Project: Research project

Description

In the last five years, mutations of the mitochondrial DNA (mDNA) were identified in several neuro-ophthalmological diseases. However, the detailed molecular events associated with the pathology of these untreatable disorders are poorly understood. The first goal of the present application is to study the molecular pathogenesis of five different mDNA mutations recently identified in patients with mitochondrial disease. Four of these pathogenic mutations are point mutations in mitochondrial tRNA genes (tRNA for Leu, Asn, Pro, and Glu) while the fifth is a 260 bp duplication of the mtDNA regulatory region. These studies will be performed in trans-mitochondrial cybrids cell lines, generated by the fusion of an established mtDNA-less cells (termed p o cells) with enucleated patient's cells. The trans-mitochondrial cybrid system has several advantages over primary cell lines for the study of mtDNA mutations, the most important being their immortal phenotype. Trans-mitochondrial cybrids containing 100% mutated, 100% wild-type, and different percentages of both mtDNAs, will be studied for organelle protein synthesis, mitochondrial transcription, mtDNA replication, RNA processing, and tRNA aminoacylation. Characterized trans-mitochondrial cell lines will also be used as model systems to test the feasibility of expression of mitochondrial genes in the nucleus, the second major goal of this application. To express mitochondrial genes in the nucleus, they have to be extensively modified by site-directed mutagenesis. This is necessary in order to adjust the mitochondrial genetic code to the universal genetic code. Moreover, re-coded genes will need a mitochondrial targeting leader peptide to reach their functional location. Re-engineered genes will be transfected into the nucleus of cultured cells, and their expression, as well as the sub- cellular targeting and functional assembly of their protein products monitored. The knowledge accumulated by the studies described above should help set the stage for future gene replacement therapies for mitochondrial disorders.
StatusActive
Effective start/end date12/1/948/31/21

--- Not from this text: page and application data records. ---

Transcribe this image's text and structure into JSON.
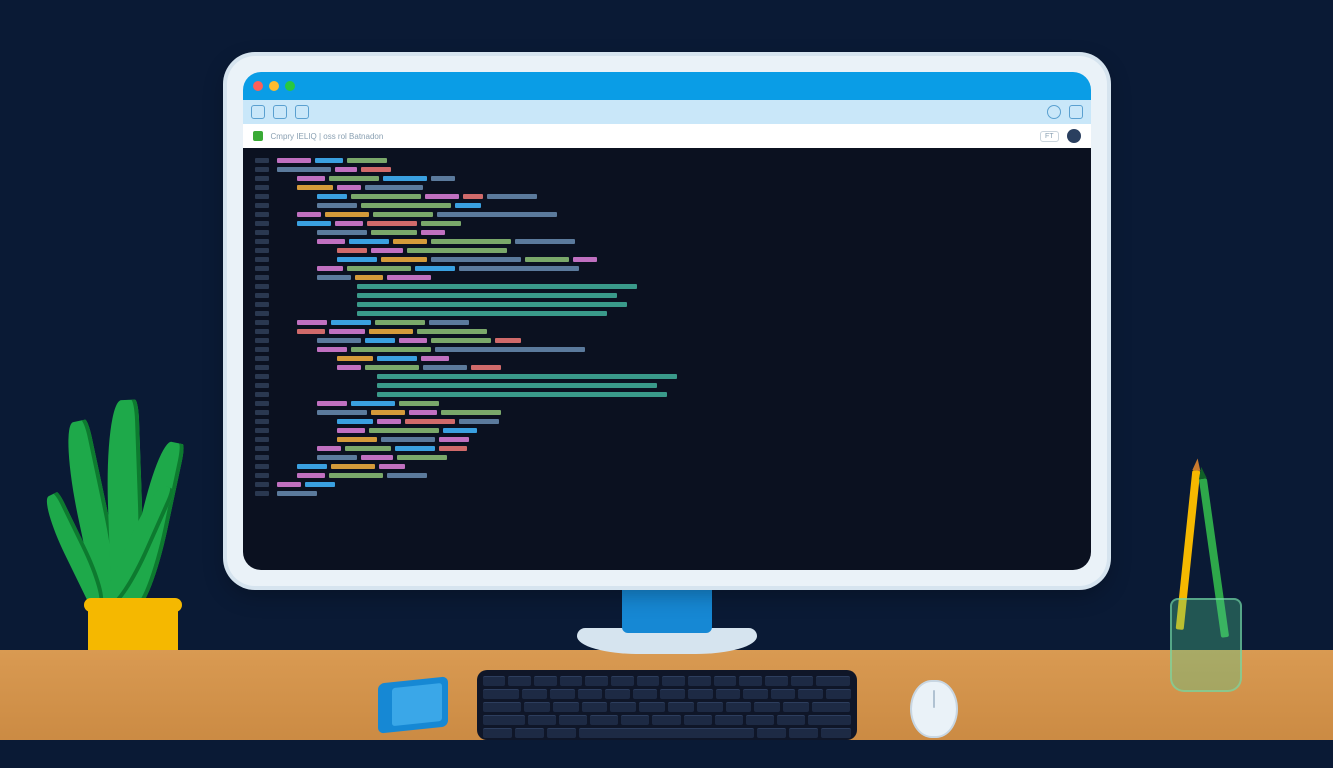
{
  "illustration": {
    "description": "Flat illustration of a desktop computer on a wooden desk showing a code editor in a browser window, with a potted plant, notebook, keyboard, mouse, and pencil cup.",
    "browser": {
      "tab_title": "Cmpry IELIQ | oss rol Batnadon",
      "right_badge": "FT"
    },
    "colors": {
      "background": "#0a1a35",
      "desk": "#d99a52",
      "monitor_bezel": "#eaf2f8",
      "titlebar": "#0a9de6",
      "code_bg": "#0b1120",
      "plant_pot": "#f5b800",
      "leaf": "#1ea94a",
      "notebook": "#1688d4",
      "cup": "#50c88c"
    },
    "desk_items": [
      "plant",
      "notebook",
      "keyboard",
      "mouse",
      "pencil-cup"
    ],
    "code_lines": [
      {
        "indent": 0,
        "segs": [
          [
            "#c070c0",
            34
          ],
          [
            "#3aa0e0",
            28
          ],
          [
            "#7aa86a",
            40
          ]
        ]
      },
      {
        "indent": 0,
        "segs": [
          [
            "#5b7a9c",
            54
          ],
          [
            "#c070c0",
            22
          ],
          [
            "#d06a6a",
            30
          ]
        ]
      },
      {
        "indent": 2,
        "segs": [
          [
            "#c070c0",
            28
          ],
          [
            "#7aa86a",
            50
          ],
          [
            "#3aa0e0",
            44
          ],
          [
            "#5b7a9c",
            24
          ]
        ]
      },
      {
        "indent": 2,
        "segs": [
          [
            "#d49a3a",
            36
          ],
          [
            "#c070c0",
            24
          ],
          [
            "#5b7a9c",
            58
          ]
        ]
      },
      {
        "indent": 4,
        "segs": [
          [
            "#3aa0e0",
            30
          ],
          [
            "#7aa86a",
            70
          ],
          [
            "#c070c0",
            34
          ],
          [
            "#d06a6a",
            20
          ],
          [
            "#5b7a9c",
            50
          ]
        ]
      },
      {
        "indent": 4,
        "segs": [
          [
            "#5b7a9c",
            40
          ],
          [
            "#7aa86a",
            90
          ],
          [
            "#3aa0e0",
            26
          ]
        ]
      },
      {
        "indent": 2,
        "segs": [
          [
            "#c070c0",
            24
          ],
          [
            "#d49a3a",
            44
          ],
          [
            "#7aa86a",
            60
          ],
          [
            "#5b7a9c",
            120
          ]
        ]
      },
      {
        "indent": 2,
        "segs": [
          [
            "#3aa0e0",
            34
          ],
          [
            "#c070c0",
            28
          ],
          [
            "#d06a6a",
            50
          ],
          [
            "#7aa86a",
            40
          ]
        ]
      },
      {
        "indent": 4,
        "segs": [
          [
            "#5b7a9c",
            50
          ],
          [
            "#7aa86a",
            46
          ],
          [
            "#c070c0",
            24
          ]
        ]
      },
      {
        "indent": 4,
        "segs": [
          [
            "#c070c0",
            28
          ],
          [
            "#3aa0e0",
            40
          ],
          [
            "#d49a3a",
            34
          ],
          [
            "#7aa86a",
            80
          ],
          [
            "#5b7a9c",
            60
          ]
        ]
      },
      {
        "indent": 6,
        "segs": [
          [
            "#d06a6a",
            30
          ],
          [
            "#c070c0",
            32
          ],
          [
            "#7aa86a",
            100
          ]
        ]
      },
      {
        "indent": 6,
        "segs": [
          [
            "#3aa0e0",
            40
          ],
          [
            "#d49a3a",
            46
          ],
          [
            "#5b7a9c",
            90
          ],
          [
            "#7aa86a",
            44
          ],
          [
            "#c070c0",
            24
          ]
        ]
      },
      {
        "indent": 4,
        "segs": [
          [
            "#c070c0",
            26
          ],
          [
            "#7aa86a",
            64
          ],
          [
            "#3aa0e0",
            40
          ],
          [
            "#5b7a9c",
            120
          ]
        ]
      },
      {
        "indent": 4,
        "segs": [
          [
            "#5b7a9c",
            34
          ],
          [
            "#d49a3a",
            28
          ],
          [
            "#c070c0",
            44
          ]
        ]
      },
      {
        "indent": 8,
        "segs": [
          [
            "#3a9a8a",
            280
          ]
        ]
      },
      {
        "indent": 8,
        "segs": [
          [
            "#3a9a8a",
            260
          ]
        ]
      },
      {
        "indent": 8,
        "segs": [
          [
            "#3a9a8a",
            270
          ]
        ]
      },
      {
        "indent": 8,
        "segs": [
          [
            "#3a9a8a",
            250
          ]
        ]
      },
      {
        "indent": 2,
        "segs": [
          [
            "#c070c0",
            30
          ],
          [
            "#3aa0e0",
            40
          ],
          [
            "#7aa86a",
            50
          ],
          [
            "#5b7a9c",
            40
          ]
        ]
      },
      {
        "indent": 2,
        "segs": [
          [
            "#d06a6a",
            28
          ],
          [
            "#c070c0",
            36
          ],
          [
            "#d49a3a",
            44
          ],
          [
            "#7aa86a",
            70
          ]
        ]
      },
      {
        "indent": 4,
        "segs": [
          [
            "#5b7a9c",
            44
          ],
          [
            "#3aa0e0",
            30
          ],
          [
            "#c070c0",
            28
          ],
          [
            "#7aa86a",
            60
          ],
          [
            "#d06a6a",
            26
          ]
        ]
      },
      {
        "indent": 4,
        "segs": [
          [
            "#c070c0",
            30
          ],
          [
            "#7aa86a",
            80
          ],
          [
            "#5b7a9c",
            150
          ]
        ]
      },
      {
        "indent": 6,
        "segs": [
          [
            "#d49a3a",
            36
          ],
          [
            "#3aa0e0",
            40
          ],
          [
            "#c070c0",
            28
          ]
        ]
      },
      {
        "indent": 6,
        "segs": [
          [
            "#c070c0",
            24
          ],
          [
            "#7aa86a",
            54
          ],
          [
            "#5b7a9c",
            44
          ],
          [
            "#d06a6a",
            30
          ]
        ]
      },
      {
        "indent": 10,
        "segs": [
          [
            "#3a9a8a",
            300
          ]
        ]
      },
      {
        "indent": 10,
        "segs": [
          [
            "#3a9a8a",
            280
          ]
        ]
      },
      {
        "indent": 10,
        "segs": [
          [
            "#3a9a8a",
            290
          ]
        ]
      },
      {
        "indent": 4,
        "segs": [
          [
            "#c070c0",
            30
          ],
          [
            "#3aa0e0",
            44
          ],
          [
            "#7aa86a",
            40
          ]
        ]
      },
      {
        "indent": 4,
        "segs": [
          [
            "#5b7a9c",
            50
          ],
          [
            "#d49a3a",
            34
          ],
          [
            "#c070c0",
            28
          ],
          [
            "#7aa86a",
            60
          ]
        ]
      },
      {
        "indent": 6,
        "segs": [
          [
            "#3aa0e0",
            36
          ],
          [
            "#c070c0",
            24
          ],
          [
            "#d06a6a",
            50
          ],
          [
            "#5b7a9c",
            40
          ]
        ]
      },
      {
        "indent": 6,
        "segs": [
          [
            "#c070c0",
            28
          ],
          [
            "#7aa86a",
            70
          ],
          [
            "#3aa0e0",
            34
          ]
        ]
      },
      {
        "indent": 6,
        "segs": [
          [
            "#d49a3a",
            40
          ],
          [
            "#5b7a9c",
            54
          ],
          [
            "#c070c0",
            30
          ]
        ]
      },
      {
        "indent": 4,
        "segs": [
          [
            "#c070c0",
            24
          ],
          [
            "#7aa86a",
            46
          ],
          [
            "#3aa0e0",
            40
          ],
          [
            "#d06a6a",
            28
          ]
        ]
      },
      {
        "indent": 4,
        "segs": [
          [
            "#5b7a9c",
            40
          ],
          [
            "#c070c0",
            32
          ],
          [
            "#7aa86a",
            50
          ]
        ]
      },
      {
        "indent": 2,
        "segs": [
          [
            "#3aa0e0",
            30
          ],
          [
            "#d49a3a",
            44
          ],
          [
            "#c070c0",
            26
          ]
        ]
      },
      {
        "indent": 2,
        "segs": [
          [
            "#c070c0",
            28
          ],
          [
            "#7aa86a",
            54
          ],
          [
            "#5b7a9c",
            40
          ]
        ]
      },
      {
        "indent": 0,
        "segs": [
          [
            "#c070c0",
            24
          ],
          [
            "#3aa0e0",
            30
          ]
        ]
      },
      {
        "indent": 0,
        "segs": [
          [
            "#5b7a9c",
            40
          ]
        ]
      }
    ]
  }
}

Funding

  • National Institutes of Health: $421,545.00
  • National Institutes of Health: $363,528.00
  • National Institutes of Health: $427,362.00
  • National Institutes of Health: $376,075.00
  • National Institutes of Health: $419,045.00
  • National Institutes of Health: $231,305.00
  • National Institutes of Health: $431,200.00
  • National Institutes of Health: $378,675.00
  • National Institutes of Health: $335,725.00
  • National Institutes of Health: $92,131.00
  • National Institutes of Health: $252,752.00
  • National Institutes of Health: $244,891.00
  • National Institutes of Health
  • National Institutes of Health: $383,750.00
  • National Institutes of Health: $238,244.00
  • National Institutes of Health: $382,500.00
  • National Institutes of Health: $421,223.00
  • National Institutes of Health: $376,075.00
  • National Institutes of Health: $363,528.00
  • National Institutes of Health: $229,611.00
  • National Institutes of Health: $183,933.00
  • National Institutes of Health: $335,725.00
  • National Institutes of Health
  • National Institutes of Health: $327,836.00

Fingerprint

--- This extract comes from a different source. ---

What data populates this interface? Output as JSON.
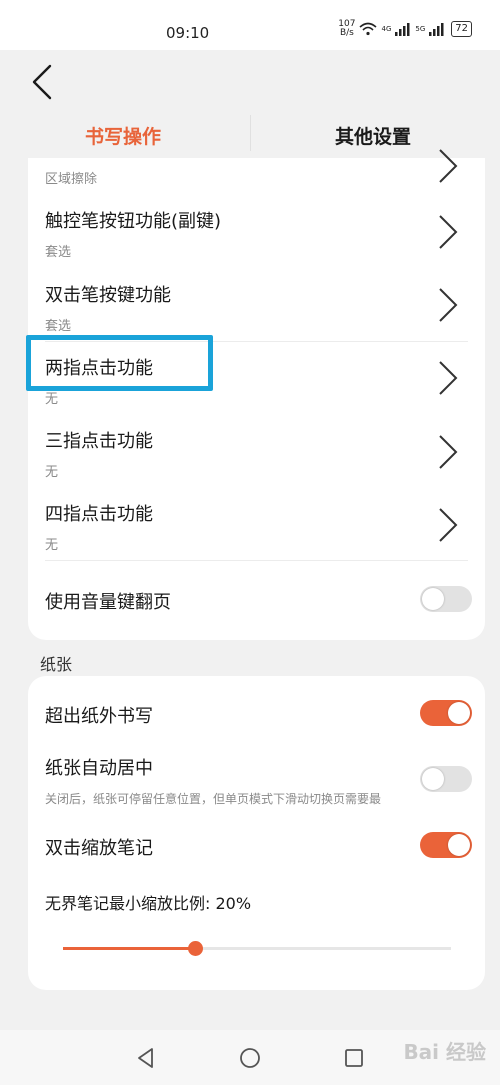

Mitochondrial Genes
Mitochondrial DNA
Mutation
Mitochondrial Diseases
DNA Restriction Enzymes
Zinc Fingers
Cultured Cells
Cell Line
Genetic Phenomena
Genome
DNA
Transfer RNA
Oxidative Phosphorylation
Genetic Code
Genes
Genetic Therapy
Catalytic Domain
Muscles

ASJC

  • Medicine(all)